**Records shown:**
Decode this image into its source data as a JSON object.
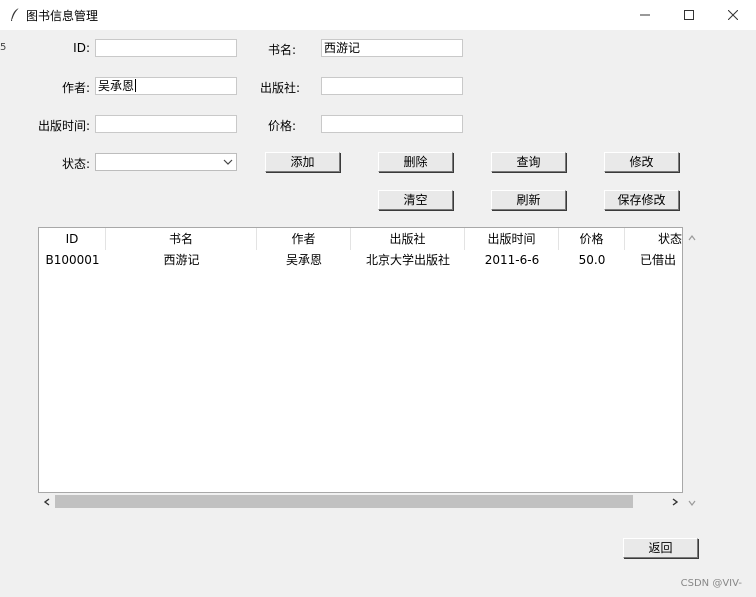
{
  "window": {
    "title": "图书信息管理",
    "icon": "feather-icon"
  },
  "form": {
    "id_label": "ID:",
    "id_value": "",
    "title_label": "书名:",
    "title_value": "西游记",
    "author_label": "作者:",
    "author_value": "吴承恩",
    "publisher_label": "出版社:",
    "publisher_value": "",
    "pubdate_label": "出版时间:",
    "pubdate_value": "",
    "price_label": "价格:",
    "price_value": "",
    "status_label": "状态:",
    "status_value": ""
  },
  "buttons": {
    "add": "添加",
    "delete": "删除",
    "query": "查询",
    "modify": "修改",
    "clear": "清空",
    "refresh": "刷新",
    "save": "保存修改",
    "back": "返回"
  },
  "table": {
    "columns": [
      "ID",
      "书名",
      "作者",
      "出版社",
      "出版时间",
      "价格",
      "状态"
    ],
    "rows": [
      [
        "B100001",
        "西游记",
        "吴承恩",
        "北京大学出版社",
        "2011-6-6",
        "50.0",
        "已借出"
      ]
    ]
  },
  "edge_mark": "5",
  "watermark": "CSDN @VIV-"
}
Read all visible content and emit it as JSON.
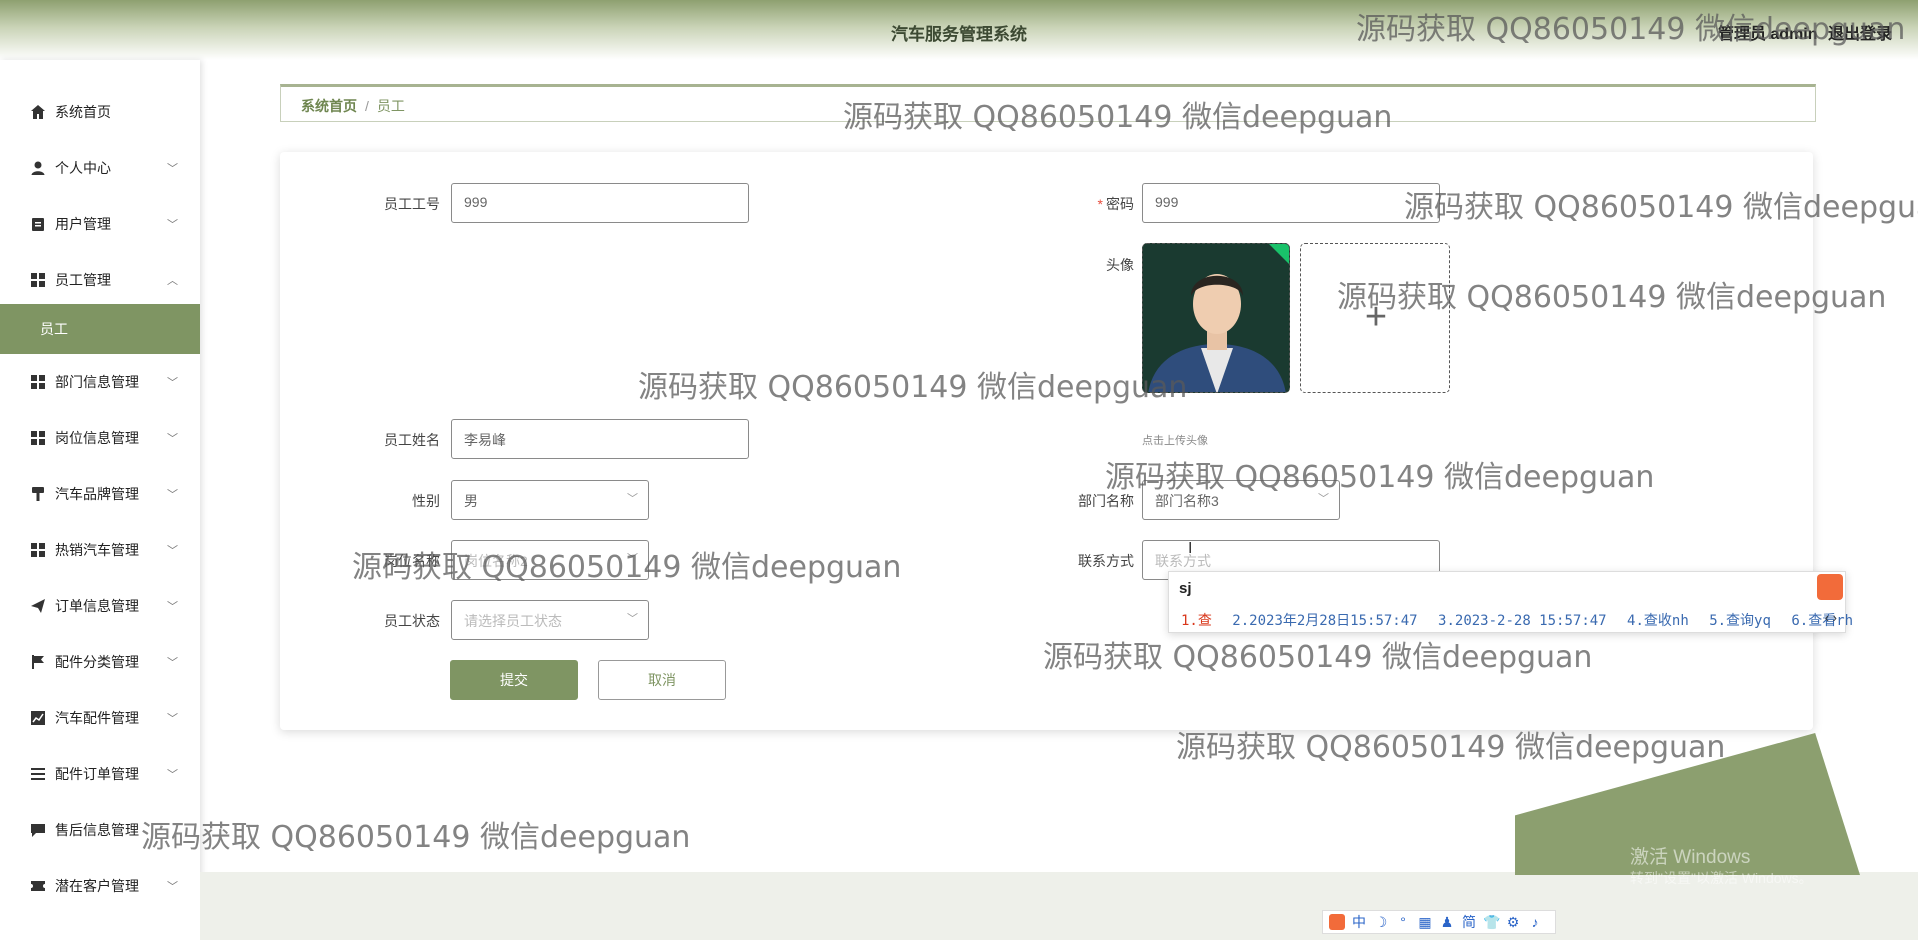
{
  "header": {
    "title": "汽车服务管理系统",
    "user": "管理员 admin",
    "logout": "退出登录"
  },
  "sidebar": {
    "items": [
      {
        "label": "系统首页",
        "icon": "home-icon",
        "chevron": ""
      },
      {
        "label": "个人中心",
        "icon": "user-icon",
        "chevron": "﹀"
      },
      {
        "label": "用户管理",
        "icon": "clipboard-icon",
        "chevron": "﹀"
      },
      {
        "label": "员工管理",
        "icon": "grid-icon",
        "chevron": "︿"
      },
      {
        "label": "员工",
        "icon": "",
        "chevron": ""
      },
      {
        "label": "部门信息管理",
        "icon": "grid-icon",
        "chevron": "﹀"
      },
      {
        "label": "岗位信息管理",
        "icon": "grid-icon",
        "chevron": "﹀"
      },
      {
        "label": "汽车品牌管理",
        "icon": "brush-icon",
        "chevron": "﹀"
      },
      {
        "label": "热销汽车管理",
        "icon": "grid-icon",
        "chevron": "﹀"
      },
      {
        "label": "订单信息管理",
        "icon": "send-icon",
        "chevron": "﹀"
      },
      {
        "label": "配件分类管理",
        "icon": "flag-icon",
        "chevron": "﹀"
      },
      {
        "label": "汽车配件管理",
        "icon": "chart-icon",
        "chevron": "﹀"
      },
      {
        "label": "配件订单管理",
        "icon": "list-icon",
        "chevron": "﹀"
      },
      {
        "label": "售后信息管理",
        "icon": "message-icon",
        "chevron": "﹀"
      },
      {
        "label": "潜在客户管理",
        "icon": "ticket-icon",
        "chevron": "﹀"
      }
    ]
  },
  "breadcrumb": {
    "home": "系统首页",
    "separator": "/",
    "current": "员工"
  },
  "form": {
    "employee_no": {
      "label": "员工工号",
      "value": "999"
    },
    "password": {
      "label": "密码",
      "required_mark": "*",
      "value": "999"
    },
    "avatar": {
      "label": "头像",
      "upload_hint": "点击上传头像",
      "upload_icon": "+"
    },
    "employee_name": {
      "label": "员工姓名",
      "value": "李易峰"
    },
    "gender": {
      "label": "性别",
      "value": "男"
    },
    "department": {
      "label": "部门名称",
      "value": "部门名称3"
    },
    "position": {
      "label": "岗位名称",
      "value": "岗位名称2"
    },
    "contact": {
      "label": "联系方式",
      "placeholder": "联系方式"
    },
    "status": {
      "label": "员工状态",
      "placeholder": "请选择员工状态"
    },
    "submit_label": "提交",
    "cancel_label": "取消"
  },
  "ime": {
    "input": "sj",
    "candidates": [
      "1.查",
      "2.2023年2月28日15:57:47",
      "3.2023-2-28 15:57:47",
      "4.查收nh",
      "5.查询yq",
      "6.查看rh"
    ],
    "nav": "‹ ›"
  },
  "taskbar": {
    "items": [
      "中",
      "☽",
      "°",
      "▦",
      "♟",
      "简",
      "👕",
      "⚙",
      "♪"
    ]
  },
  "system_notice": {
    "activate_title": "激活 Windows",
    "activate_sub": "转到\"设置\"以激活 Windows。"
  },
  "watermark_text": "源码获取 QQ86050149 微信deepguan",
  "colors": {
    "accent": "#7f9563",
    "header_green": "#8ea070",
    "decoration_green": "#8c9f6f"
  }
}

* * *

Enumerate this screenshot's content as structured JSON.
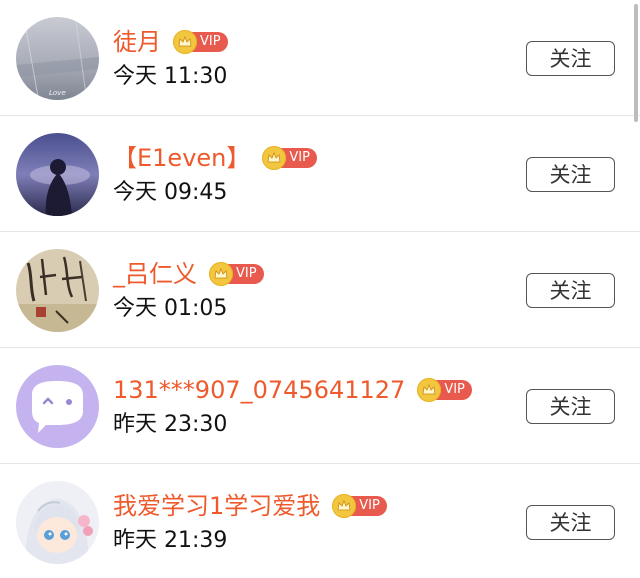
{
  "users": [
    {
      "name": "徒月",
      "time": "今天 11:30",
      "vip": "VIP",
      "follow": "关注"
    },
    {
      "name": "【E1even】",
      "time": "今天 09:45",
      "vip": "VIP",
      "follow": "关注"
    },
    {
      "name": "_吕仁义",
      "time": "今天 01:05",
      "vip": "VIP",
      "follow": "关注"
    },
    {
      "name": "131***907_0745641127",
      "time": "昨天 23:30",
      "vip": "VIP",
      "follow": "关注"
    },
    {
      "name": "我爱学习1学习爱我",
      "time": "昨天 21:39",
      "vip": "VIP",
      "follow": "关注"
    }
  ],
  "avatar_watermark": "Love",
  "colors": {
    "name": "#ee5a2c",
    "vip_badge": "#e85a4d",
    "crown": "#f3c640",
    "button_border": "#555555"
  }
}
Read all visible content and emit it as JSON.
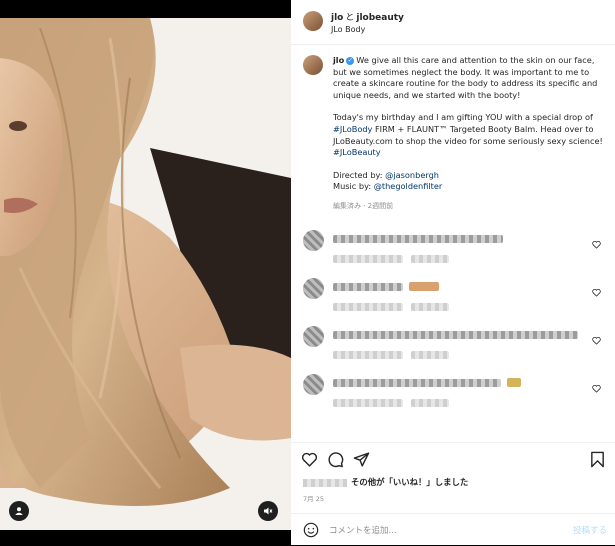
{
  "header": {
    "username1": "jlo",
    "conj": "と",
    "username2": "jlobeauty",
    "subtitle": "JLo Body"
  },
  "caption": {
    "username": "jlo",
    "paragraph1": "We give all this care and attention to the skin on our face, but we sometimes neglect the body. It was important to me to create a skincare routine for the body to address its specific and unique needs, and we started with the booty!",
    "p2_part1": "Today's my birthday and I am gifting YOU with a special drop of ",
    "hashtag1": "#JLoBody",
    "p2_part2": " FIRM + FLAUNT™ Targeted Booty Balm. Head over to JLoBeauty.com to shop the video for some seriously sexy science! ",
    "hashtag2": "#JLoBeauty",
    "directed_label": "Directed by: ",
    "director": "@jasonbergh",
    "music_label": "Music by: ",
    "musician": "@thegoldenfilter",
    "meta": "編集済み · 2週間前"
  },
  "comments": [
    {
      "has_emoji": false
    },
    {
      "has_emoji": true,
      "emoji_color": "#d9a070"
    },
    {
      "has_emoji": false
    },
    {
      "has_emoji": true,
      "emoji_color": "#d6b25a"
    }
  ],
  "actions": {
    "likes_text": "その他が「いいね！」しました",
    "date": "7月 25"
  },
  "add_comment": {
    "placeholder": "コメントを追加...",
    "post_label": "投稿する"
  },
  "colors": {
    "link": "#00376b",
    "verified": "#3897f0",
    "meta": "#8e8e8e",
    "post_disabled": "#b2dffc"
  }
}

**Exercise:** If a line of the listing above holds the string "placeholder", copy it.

**Solution below:**
      "placeholder": "联系方式"
      "placeholder": "请选择员工状态"
    "placeholder": "コメントを追加...",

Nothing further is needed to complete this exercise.